# EXERCISE
Write out all of the entries, matching the original exactly.

# ENTRIES SUPPLIED
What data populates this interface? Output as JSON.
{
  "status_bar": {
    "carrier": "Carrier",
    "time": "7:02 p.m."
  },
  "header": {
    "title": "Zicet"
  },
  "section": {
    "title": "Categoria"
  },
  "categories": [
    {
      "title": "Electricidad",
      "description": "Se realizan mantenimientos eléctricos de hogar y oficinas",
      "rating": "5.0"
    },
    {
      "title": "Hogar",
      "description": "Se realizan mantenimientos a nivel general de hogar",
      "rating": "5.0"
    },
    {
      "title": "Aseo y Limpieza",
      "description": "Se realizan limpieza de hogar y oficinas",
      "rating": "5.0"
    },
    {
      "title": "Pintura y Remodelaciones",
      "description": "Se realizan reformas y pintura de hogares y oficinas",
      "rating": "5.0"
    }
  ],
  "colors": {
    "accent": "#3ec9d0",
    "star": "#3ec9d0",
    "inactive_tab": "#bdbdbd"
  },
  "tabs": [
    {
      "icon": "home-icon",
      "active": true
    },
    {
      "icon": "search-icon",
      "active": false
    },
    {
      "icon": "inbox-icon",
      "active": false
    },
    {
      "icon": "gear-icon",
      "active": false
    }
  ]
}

# SOLUTION FOR THIS TASK
What data populates this interface? Output as JSON.
{
  "status_bar": {
    "carrier": "Carrier",
    "time": "7:02 p.m."
  },
  "header": {
    "title": "Zicet"
  },
  "section": {
    "title": "Categoria"
  },
  "categories": [
    {
      "title": "Electricidad",
      "description": "Se realizan mantenimientos eléctricos de hogar y oficinas",
      "rating": "5.0"
    },
    {
      "title": "Hogar",
      "description": "Se realizan mantenimientos a nivel general de hogar",
      "rating": "5.0"
    },
    {
      "title": "Aseo y Limpieza",
      "description": "Se realizan limpieza de hogar y oficinas",
      "rating": "5.0"
    },
    {
      "title": "Pintura y Remodelaciones",
      "description": "Se realizan reformas y pintura de hogares y oficinas",
      "rating": "5.0"
    }
  ],
  "colors": {
    "accent": "#3ec9d0",
    "star": "#3ec9d0",
    "inactive_tab": "#bdbdbd"
  },
  "tabs": [
    {
      "icon": "home-icon",
      "active": true
    },
    {
      "icon": "search-icon",
      "active": false
    },
    {
      "icon": "inbox-icon",
      "active": false
    },
    {
      "icon": "gear-icon",
      "active": false
    }
  ]
}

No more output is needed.